Composite

Because of the density of composites, most manufacturers require screws or compatible hidden fastening systems. Each brand comes with specific requirements for the types of allowable fasteners, and how and where composite planks can be screwed, so be sure to follow recommendations. One challenge that screw manufacturers have had to overcome is “mushrooming,” which occurs when the composite material coming out of the screw hole mushrooms over the screw head. Pre-drilling helps combat some of this, or mushrooms can be lightly tapped down. Newer screws, such as FastenMaster’s TrapEase, are designed to combat this phenomenon. Another hurdle has been the introduction of composite decking with a capstock, which is tougher to penetrate. Again, fastener manufacturers are responding with screws engineered to cut through the denser material. For example, Starborn Industries’ Cap-Tor and Cap-Tor xd have a specially engineered head designed to penetrate the surface layer, along with a triangular thread design and reverse thread section to prevent mushrooming, and an auger point tip for speed.

Hidden Options

Flush-nailing and stronger fasteners can help eliminate some of the visibility, but not all. One popular trend to limit fastener appearance is colored screws that match or blend with common deck hues. Among the multitude of options is Starborn’s Headcote and Deckfast screws, which are available in colors to match more than 100 wood and composite deck materials; a simple online tool helps dealers and installers match up brand/type to colors. Tamko offers its own branded line of color-matched screws for its composite lines, as well. Hidden fastening systems take it even further, and their availability and popularity is increasing. Most hidden systems are pricier than simply buying screws, but pay off in a more streamlined appearance. “Deck products are nicer and nicer, so it’s a shame to put a screw through the surface,” says Greg Hartman, national account manager for Tiger Claw. Some systems may take longer to install, but others may actually save time. Tiger Claw’s system, for example, uses half as many screws as traditional fastening and, since the screws are half as long, they take less time to drive in. Also, the Tiger Claw system is self-gapping. The Camo hidden fastening system from National Nail attaches wood and composite decking directly to the substructure with no required pre-drilling. The system includes a specially designed Marksman tool and driver bits.

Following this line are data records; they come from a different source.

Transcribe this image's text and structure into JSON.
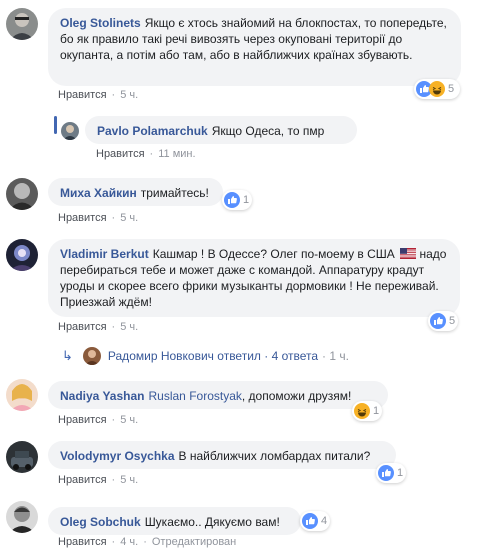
{
  "comments": [
    {
      "author": "Oleg Stolinets",
      "text": "Якщо є хтось знайомий на блокпостах, то попередьте, бо як правило такі речі вивозять через окуповані території до окупанта, а потім або там, або в найближчих країнах збувають.",
      "like": "Нравится",
      "time": "5 ч.",
      "reaction_count": "5",
      "reactions": [
        "like-reaction-icon",
        "haha-reaction-icon"
      ]
    },
    {
      "author": "Pavlo Polamarchuk",
      "text": "Якщо Одеса, то пмр",
      "like": "Нравится",
      "time": "11 мин."
    },
    {
      "author": "Миха Хайкин",
      "text": "тримайтесь!",
      "like": "Нравится",
      "time": "5 ч.",
      "reaction_count": "1",
      "reactions": [
        "like-reaction-icon"
      ]
    },
    {
      "author": "Vladimir Berkut",
      "text_before_flag": "Кашмар ! В Одессе? Олег по-моему в США",
      "text_after_flag": "надо перебираться тебе и может даже с командой. Аппаратуру крадут уроды и скорее всего фрики музыканты дормовики ! Не переживай. Приезжай ждём!",
      "like": "Нравится",
      "time": "5 ч.",
      "reaction_count": "5",
      "reactions": [
        "like-reaction-icon"
      ]
    },
    {
      "author": "Nadiya Yashan",
      "mention": "Ruslan Forostyak",
      "text": ", допоможи друзям!",
      "like": "Нравится",
      "time": "5 ч.",
      "reaction_count": "1",
      "reactions": [
        "haha-reaction-icon"
      ]
    },
    {
      "author": "Volodymyr Osychka",
      "text": "В найближчих ломбардах питали?",
      "like": "Нравится",
      "time": "5 ч.",
      "reaction_count": "1",
      "reactions": [
        "like-reaction-icon"
      ]
    },
    {
      "author": "Oleg Sobchuk",
      "text": "Шукаємо.. Дякуємо вам!",
      "like": "Нравится",
      "time": "4 ч.",
      "edited": "Отредактирован",
      "reaction_count": "4",
      "reactions": [
        "like-reaction-icon"
      ]
    }
  ],
  "replies_link": {
    "author": "Радомир Новкович",
    "text": "ответил · 4 ответа",
    "time": "1 ч."
  },
  "colors": {
    "link": "#385898",
    "bubble": "#f2f3f5",
    "meta": "#90949c",
    "like_blue": "#5890ff",
    "haha_yellow": "#f7b125"
  }
}
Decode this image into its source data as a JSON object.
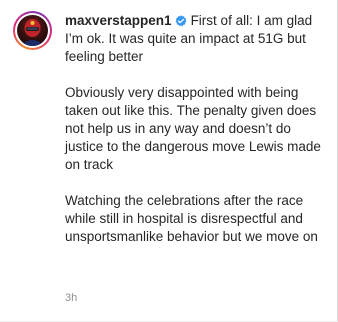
{
  "post": {
    "username": "maxverstappen1",
    "caption_intro": "First of all: I am glad I’m ok. It was quite an impact at 51G but feeling better",
    "caption_para2": "Obviously very disappointed with being taken out like this. The penalty given does not help us in any way and doesn’t do justice to the dangerous move Lewis made on track",
    "caption_para3": "Watching the celebrations after the race while still in hospital is disrespectful and unsportsmanlike behavior but we move on",
    "timestamp": "3h",
    "verified_icon": "verified-badge-icon",
    "colors": {
      "verified": "#3897f0",
      "text": "#262626",
      "muted": "#8e8e8e"
    }
  }
}
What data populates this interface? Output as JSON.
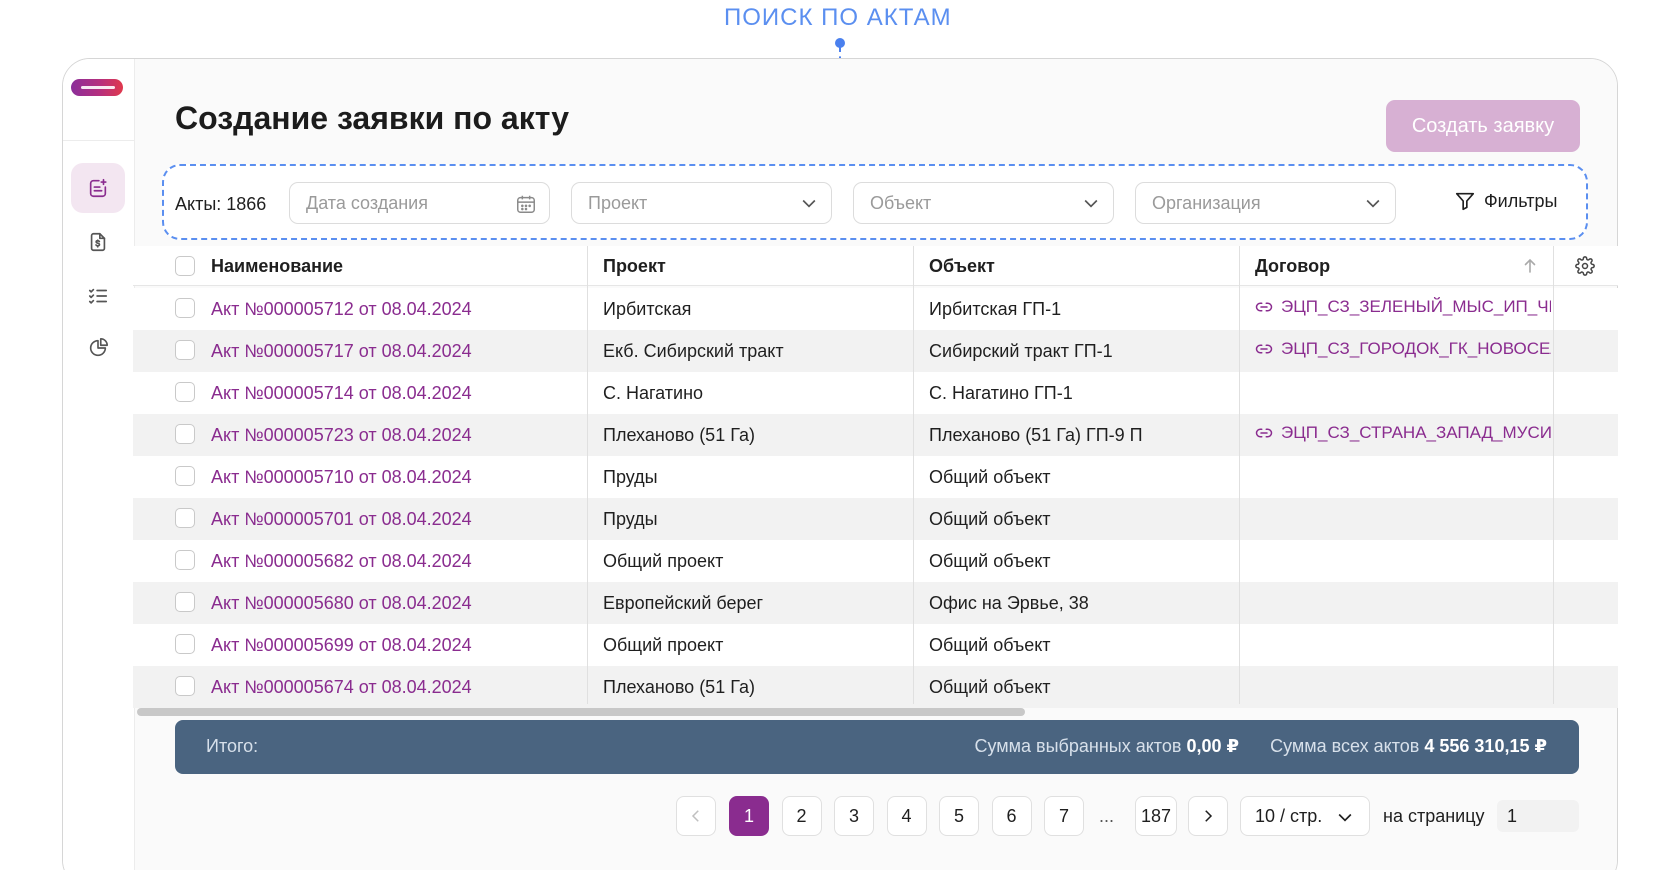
{
  "annotation": {
    "label": "ПОИСК ПО АКТАМ"
  },
  "header": {
    "title": "Создание заявки по акту",
    "create_button": "Создать заявку"
  },
  "sidebar": {
    "items": [
      {
        "icon": "new-request-icon",
        "active": true
      },
      {
        "icon": "payment-document-icon",
        "active": false
      },
      {
        "icon": "checklist-icon",
        "active": false
      },
      {
        "icon": "analytics-pie-icon",
        "active": false
      }
    ]
  },
  "filters": {
    "count_label": "Акты: 1866",
    "date_placeholder": "Дата создания",
    "project_placeholder": "Проект",
    "object_placeholder": "Объект",
    "organization_placeholder": "Организация",
    "filters_button": "Фильтры"
  },
  "table": {
    "columns": [
      "Наименование",
      "Проект",
      "Объект",
      "Договор"
    ],
    "rows": [
      {
        "name": "Акт №000005712 от 08.04.2024",
        "project": "Ирбитская",
        "object": "Ирбитская ГП-1",
        "contract": "ЭЦП_СЗ_ЗЕЛЕНЫЙ_МЫС_ИП_ЧЕ"
      },
      {
        "name": "Акт №000005717 от 08.04.2024",
        "project": "Екб. Сибирский тракт",
        "object": "Сибирский тракт ГП-1",
        "contract": "ЭЦП_СЗ_ГОРОДОК_ГК_НОВОСЕЛ"
      },
      {
        "name": "Акт №000005714 от 08.04.2024",
        "project": "С. Нагатино",
        "object": "С. Нагатино ГП-1",
        "contract": ""
      },
      {
        "name": "Акт №000005723 от 08.04.2024",
        "project": "Плеханово (51 Га)",
        "object": "Плеханово (51 Га) ГП-9 П",
        "contract": "ЭЦП_СЗ_СТРАНА_ЗАПАД_МУСИ"
      },
      {
        "name": "Акт №000005710 от 08.04.2024",
        "project": "Пруды",
        "object": "Общий объект",
        "contract": ""
      },
      {
        "name": "Акт №000005701 от 08.04.2024",
        "project": "Пруды",
        "object": "Общий объект",
        "contract": ""
      },
      {
        "name": "Акт №000005682 от 08.04.2024",
        "project": "Общий проект",
        "object": "Общий объект",
        "contract": ""
      },
      {
        "name": "Акт №000005680 от 08.04.2024",
        "project": "Европейский берег",
        "object": "Офис на Эрвье, 38",
        "contract": ""
      },
      {
        "name": "Акт №000005699 от 08.04.2024",
        "project": "Общий проект",
        "object": "Общий объект",
        "contract": ""
      },
      {
        "name": "Акт №000005674 от 08.04.2024",
        "project": "Плеханово (51 Га)",
        "object": "Общий объект",
        "contract": ""
      }
    ]
  },
  "totals": {
    "label": "Итого:",
    "selected_label": "Сумма выбранных актов",
    "selected_value": "0,00 ₽",
    "all_label": "Сумма всех актов",
    "all_value": "4 556 310,15 ₽"
  },
  "pagination": {
    "pages": [
      "1",
      "2",
      "3",
      "4",
      "5",
      "6",
      "7"
    ],
    "ellipsis": "...",
    "last_page": "187",
    "current": "1",
    "per_page": "10 / стр.",
    "goto_label": "на страницу",
    "goto_value": "1"
  },
  "colors": {
    "accent": "#8a2c8f",
    "annotation": "#4a80ee",
    "totals_bg": "#4a6480",
    "create_button_bg": "#d7b0d3"
  }
}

With options like these, there is truly a fastener for every occasion, material and climate. While the choices may seem overwhelming, the breadth of fastener types available is making it easier than ever for contractors to create structures that look beautiful for years to come.

Melinda Stiefel
Melinda Stiefel